(Beginning of GIVEN RECORDS)

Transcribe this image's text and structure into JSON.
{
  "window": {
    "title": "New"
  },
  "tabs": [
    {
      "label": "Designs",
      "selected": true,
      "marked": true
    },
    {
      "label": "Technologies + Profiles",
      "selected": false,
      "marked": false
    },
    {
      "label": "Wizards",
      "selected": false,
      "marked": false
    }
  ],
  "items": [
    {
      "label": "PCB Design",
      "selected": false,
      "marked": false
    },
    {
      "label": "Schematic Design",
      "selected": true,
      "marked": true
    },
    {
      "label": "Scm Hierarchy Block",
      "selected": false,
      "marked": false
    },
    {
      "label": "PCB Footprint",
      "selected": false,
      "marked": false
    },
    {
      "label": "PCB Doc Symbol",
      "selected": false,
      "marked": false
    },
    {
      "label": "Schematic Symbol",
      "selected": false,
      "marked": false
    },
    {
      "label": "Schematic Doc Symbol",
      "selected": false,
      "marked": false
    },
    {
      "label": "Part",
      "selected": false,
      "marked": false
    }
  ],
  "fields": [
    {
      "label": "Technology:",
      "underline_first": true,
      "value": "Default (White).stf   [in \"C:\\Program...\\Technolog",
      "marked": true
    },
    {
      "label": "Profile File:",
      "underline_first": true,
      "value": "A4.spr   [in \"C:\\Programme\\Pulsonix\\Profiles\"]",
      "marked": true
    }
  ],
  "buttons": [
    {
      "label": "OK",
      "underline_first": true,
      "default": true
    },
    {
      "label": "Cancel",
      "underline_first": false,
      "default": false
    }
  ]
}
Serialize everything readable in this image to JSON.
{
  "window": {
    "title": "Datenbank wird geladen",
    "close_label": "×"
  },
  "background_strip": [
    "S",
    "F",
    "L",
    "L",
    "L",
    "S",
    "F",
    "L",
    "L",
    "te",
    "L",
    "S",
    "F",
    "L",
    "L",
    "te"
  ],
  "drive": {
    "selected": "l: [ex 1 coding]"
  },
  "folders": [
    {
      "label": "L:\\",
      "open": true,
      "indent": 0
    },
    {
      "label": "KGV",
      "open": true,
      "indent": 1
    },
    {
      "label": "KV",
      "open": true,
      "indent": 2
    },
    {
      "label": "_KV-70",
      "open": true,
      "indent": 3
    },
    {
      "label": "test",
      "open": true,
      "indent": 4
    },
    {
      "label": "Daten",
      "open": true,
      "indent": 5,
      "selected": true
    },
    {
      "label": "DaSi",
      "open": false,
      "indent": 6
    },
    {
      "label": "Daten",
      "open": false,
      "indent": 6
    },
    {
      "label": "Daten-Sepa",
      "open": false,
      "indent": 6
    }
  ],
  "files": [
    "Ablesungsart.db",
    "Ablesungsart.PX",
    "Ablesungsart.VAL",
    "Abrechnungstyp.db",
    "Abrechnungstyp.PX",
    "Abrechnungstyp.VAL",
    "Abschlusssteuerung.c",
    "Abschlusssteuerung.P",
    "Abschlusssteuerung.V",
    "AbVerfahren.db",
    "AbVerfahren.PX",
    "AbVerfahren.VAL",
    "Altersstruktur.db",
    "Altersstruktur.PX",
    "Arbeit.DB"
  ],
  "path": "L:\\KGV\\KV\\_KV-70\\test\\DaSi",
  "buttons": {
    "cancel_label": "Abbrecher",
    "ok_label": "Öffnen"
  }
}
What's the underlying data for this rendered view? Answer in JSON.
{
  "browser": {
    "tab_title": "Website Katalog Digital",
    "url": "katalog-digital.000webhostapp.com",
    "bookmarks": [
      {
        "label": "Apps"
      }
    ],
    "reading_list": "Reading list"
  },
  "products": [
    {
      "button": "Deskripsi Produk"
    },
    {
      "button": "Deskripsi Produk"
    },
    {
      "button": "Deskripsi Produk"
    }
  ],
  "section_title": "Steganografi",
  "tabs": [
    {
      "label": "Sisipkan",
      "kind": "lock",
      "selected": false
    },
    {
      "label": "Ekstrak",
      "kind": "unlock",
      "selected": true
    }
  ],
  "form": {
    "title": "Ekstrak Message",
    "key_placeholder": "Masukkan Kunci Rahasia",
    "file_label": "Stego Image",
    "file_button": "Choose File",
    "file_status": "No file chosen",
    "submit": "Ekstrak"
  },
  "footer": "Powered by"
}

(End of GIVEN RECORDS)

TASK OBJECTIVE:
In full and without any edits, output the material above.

RESULT OF THIS EXERCISE:
Transcribe this image's text and structure into JSON.
{
  "window": {
    "title": "New"
  },
  "tabs": [
    {
      "label": "Designs",
      "selected": true,
      "marked": true
    },
    {
      "label": "Technologies + Profiles",
      "selected": false,
      "marked": false
    },
    {
      "label": "Wizards",
      "selected": false,
      "marked": false
    }
  ],
  "items": [
    {
      "label": "PCB Design",
      "selected": false,
      "marked": false
    },
    {
      "label": "Schematic Design",
      "selected": true,
      "marked": true
    },
    {
      "label": "Scm Hierarchy Block",
      "selected": false,
      "marked": false
    },
    {
      "label": "PCB Footprint",
      "selected": false,
      "marked": false
    },
    {
      "label": "PCB Doc Symbol",
      "selected": false,
      "marked": false
    },
    {
      "label": "Schematic Symbol",
      "selected": false,
      "marked": false
    },
    {
      "label": "Schematic Doc Symbol",
      "selected": false,
      "marked": false
    },
    {
      "label": "Part",
      "selected": false,
      "marked": false
    }
  ],
  "fields": [
    {
      "label": "Technology:",
      "underline_first": true,
      "value": "Default (White).stf   [in \"C:\\Program...\\Technolog",
      "marked": true
    },
    {
      "label": "Profile File:",
      "underline_first": true,
      "value": "A4.spr   [in \"C:\\Programme\\Pulsonix\\Profiles\"]",
      "marked": true
    }
  ],
  "buttons": [
    {
      "label": "OK",
      "underline_first": true,
      "default": true
    },
    {
      "label": "Cancel",
      "underline_first": false,
      "default": false
    }
  ]
}
Serialize everything readable in this image to JSON.
{
  "window": {
    "title": "Datenbank wird geladen",
    "close_label": "×"
  },
  "background_strip": [
    "S",
    "F",
    "L",
    "L",
    "L",
    "S",
    "F",
    "L",
    "L",
    "te",
    "L",
    "S",
    "F",
    "L",
    "L",
    "te"
  ],
  "drive": {
    "selected": "l: [ex 1 coding]"
  },
  "folders": [
    {
      "label": "L:\\",
      "open": true,
      "indent": 0
    },
    {
      "label": "KGV",
      "open": true,
      "indent": 1
    },
    {
      "label": "KV",
      "open": true,
      "indent": 2
    },
    {
      "label": "_KV-70",
      "open": true,
      "indent": 3
    },
    {
      "label": "test",
      "open": true,
      "indent": 4
    },
    {
      "label": "Daten",
      "open": true,
      "indent": 5,
      "selected": true
    },
    {
      "label": "DaSi",
      "open": false,
      "indent": 6
    },
    {
      "label": "Daten",
      "open": false,
      "indent": 6
    },
    {
      "label": "Daten-Sepa",
      "open": false,
      "indent": 6
    }
  ],
  "files": [
    "Ablesungsart.db",
    "Ablesungsart.PX",
    "Ablesungsart.VAL",
    "Abrechnungstyp.db",
    "Abrechnungstyp.PX",
    "Abrechnungstyp.VAL",
    "Abschlusssteuerung.c",
    "Abschlusssteuerung.P",
    "Abschlusssteuerung.V",
    "AbVerfahren.db",
    "AbVerfahren.PX",
    "AbVerfahren.VAL",
    "Altersstruktur.db",
    "Altersstruktur.PX",
    "Arbeit.DB"
  ],
  "path": "L:\\KGV\\KV\\_KV-70\\test\\DaSi",
  "buttons": {
    "cancel_label": "Abbrecher",
    "ok_label": "Öffnen"
  }
}
What's the underlying data for this rendered view? Answer in JSON.
{
  "browser": {
    "tab_title": "Website Katalog Digital",
    "url": "katalog-digital.000webhostapp.com",
    "bookmarks": [
      {
        "label": "Apps"
      }
    ],
    "reading_list": "Reading list"
  },
  "products": [
    {
      "button": "Deskripsi Produk"
    },
    {
      "button": "Deskripsi Produk"
    },
    {
      "button": "Deskripsi Produk"
    }
  ],
  "section_title": "Steganografi",
  "tabs": [
    {
      "label": "Sisipkan",
      "kind": "lock",
      "selected": false
    },
    {
      "label": "Ekstrak",
      "kind": "unlock",
      "selected": true
    }
  ],
  "form": {
    "title": "Ekstrak Message",
    "key_placeholder": "Masukkan Kunci Rahasia",
    "file_label": "Stego Image",
    "file_button": "Choose File",
    "file_status": "No file chosen",
    "submit": "Ekstrak"
  },
  "footer": "Powered by"
}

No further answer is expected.